You cannot increase payments if people are worried about security. We play a major role in online security. We invest a lot of money, skills in security, technology to prevent fraud globally. If you look at us, we employ more that 18 000 people and about 50% of them are focussing on technology and within that section there are those that are specialising on building tools to prevent fraud.
The world is moving into the digital space. We see more people getting interested in using phones in making payments. It is not only about making payments but we are beginning to talk about QR (Quick Response) codes. Here you can generate a code and send someone money or you can scan code and make payment. This is huge for markets like this one as it helps to grow faster in terms of accessibility.

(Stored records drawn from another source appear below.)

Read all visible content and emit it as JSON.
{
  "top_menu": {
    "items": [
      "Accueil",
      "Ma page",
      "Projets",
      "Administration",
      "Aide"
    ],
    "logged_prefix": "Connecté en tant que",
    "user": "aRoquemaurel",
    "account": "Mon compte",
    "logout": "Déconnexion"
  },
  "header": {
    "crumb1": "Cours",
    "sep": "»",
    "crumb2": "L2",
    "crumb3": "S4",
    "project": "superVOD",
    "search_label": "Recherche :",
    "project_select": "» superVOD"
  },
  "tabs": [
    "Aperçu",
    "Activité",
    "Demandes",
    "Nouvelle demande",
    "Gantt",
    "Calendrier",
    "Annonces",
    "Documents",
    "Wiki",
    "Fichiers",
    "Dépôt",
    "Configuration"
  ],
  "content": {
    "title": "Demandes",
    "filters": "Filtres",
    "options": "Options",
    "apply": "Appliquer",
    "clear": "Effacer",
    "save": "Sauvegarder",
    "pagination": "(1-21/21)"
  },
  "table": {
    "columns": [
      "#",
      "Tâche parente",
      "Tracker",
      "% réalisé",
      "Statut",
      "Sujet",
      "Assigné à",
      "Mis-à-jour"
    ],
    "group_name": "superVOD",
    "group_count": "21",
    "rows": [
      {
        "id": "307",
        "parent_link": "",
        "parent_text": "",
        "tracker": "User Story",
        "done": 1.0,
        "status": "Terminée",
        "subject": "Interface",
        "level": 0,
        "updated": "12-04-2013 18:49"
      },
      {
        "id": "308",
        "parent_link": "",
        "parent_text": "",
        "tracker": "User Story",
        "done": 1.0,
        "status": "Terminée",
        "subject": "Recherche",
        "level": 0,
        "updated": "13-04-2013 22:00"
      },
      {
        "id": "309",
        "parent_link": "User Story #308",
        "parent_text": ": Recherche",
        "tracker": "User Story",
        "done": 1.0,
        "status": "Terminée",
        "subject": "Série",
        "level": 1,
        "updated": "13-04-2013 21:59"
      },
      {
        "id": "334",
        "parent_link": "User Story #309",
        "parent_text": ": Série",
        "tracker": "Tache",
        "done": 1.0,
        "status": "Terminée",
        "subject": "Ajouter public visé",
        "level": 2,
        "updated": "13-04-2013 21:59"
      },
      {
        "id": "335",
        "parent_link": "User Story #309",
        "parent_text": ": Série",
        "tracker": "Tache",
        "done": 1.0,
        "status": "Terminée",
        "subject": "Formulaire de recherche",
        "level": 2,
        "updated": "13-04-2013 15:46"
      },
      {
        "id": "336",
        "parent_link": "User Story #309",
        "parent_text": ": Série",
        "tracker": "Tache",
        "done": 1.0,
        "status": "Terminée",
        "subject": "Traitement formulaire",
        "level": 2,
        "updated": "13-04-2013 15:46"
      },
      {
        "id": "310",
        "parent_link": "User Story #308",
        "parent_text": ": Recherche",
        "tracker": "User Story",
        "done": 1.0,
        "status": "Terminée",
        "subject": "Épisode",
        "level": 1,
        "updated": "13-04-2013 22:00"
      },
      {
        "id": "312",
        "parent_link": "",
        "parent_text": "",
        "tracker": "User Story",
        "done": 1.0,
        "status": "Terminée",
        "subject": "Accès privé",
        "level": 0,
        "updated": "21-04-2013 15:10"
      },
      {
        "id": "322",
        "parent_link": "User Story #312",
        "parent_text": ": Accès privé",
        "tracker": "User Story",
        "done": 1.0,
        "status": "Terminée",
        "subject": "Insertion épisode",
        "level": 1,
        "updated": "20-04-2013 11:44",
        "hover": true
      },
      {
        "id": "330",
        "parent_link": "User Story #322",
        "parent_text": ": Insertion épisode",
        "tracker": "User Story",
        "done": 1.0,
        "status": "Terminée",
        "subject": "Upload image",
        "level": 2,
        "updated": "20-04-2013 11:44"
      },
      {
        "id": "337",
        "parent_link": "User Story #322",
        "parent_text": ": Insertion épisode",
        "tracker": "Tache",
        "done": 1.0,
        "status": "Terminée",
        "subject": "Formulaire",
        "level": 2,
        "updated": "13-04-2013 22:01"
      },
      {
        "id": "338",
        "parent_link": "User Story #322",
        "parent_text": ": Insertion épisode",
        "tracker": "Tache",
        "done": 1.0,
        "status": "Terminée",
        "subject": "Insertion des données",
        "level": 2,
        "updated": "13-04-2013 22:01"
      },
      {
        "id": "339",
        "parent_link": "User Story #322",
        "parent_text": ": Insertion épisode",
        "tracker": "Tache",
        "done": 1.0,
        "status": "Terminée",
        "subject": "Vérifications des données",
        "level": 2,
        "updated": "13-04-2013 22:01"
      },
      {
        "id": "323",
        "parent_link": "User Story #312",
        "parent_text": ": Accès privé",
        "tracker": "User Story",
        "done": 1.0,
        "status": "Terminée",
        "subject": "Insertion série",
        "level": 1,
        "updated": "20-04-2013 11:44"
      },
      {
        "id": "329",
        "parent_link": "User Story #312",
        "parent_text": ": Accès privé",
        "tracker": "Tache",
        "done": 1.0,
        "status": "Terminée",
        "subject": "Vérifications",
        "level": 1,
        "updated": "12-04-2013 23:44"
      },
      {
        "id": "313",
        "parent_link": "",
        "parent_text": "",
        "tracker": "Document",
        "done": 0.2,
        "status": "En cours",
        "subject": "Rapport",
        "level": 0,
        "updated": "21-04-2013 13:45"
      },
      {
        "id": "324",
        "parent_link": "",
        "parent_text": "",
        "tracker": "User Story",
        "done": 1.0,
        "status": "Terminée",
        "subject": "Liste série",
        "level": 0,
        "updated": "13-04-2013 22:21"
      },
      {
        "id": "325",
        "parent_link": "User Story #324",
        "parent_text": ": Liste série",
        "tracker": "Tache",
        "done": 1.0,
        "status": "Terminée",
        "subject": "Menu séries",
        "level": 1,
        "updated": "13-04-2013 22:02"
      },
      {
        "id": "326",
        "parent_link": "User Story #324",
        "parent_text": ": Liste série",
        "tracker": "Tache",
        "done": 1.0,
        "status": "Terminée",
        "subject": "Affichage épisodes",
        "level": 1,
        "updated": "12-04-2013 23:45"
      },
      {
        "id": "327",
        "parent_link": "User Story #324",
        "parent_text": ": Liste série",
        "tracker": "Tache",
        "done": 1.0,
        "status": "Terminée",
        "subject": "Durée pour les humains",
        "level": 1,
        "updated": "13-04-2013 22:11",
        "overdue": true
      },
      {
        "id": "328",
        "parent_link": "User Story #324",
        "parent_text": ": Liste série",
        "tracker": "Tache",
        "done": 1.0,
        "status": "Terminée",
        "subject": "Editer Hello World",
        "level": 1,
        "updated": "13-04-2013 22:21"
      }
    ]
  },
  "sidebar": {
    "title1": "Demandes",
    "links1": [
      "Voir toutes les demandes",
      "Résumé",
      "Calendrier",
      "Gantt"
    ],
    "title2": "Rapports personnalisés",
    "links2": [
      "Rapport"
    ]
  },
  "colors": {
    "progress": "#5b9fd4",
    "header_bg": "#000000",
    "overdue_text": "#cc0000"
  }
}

Because you might have a form of payment but you have to travel 10 kilometres to use that as there would be no infrastructure. It is that other kind of investment that we are making, like how do you we expand that acceptance using partnerships with banks, fintech, and anyone who is participating in the payment systems?
MC: How much have you invested and how much are looking forward to invest in these initiatives.
JB: I have said we have been here for 20 years and I understand that people are interested in numbers. If I say it is one dollar or one million, it is just a number. I think the difference is about adding value. Are we seeing growth in tourism, cross-border electronic payments and so on. Zimbabwe is one of the countries ranging in the region of 1990s in terms of electronic payments, which is in the region of Sweden. It is a good thing. People may argue it is because of cash crisis, but I believe we should now sustain that level that we have reached.
So we have invested in consumer education. It is a lot of investment on how to use security and so on. It is what we are looking for. It is about speed and simplicity.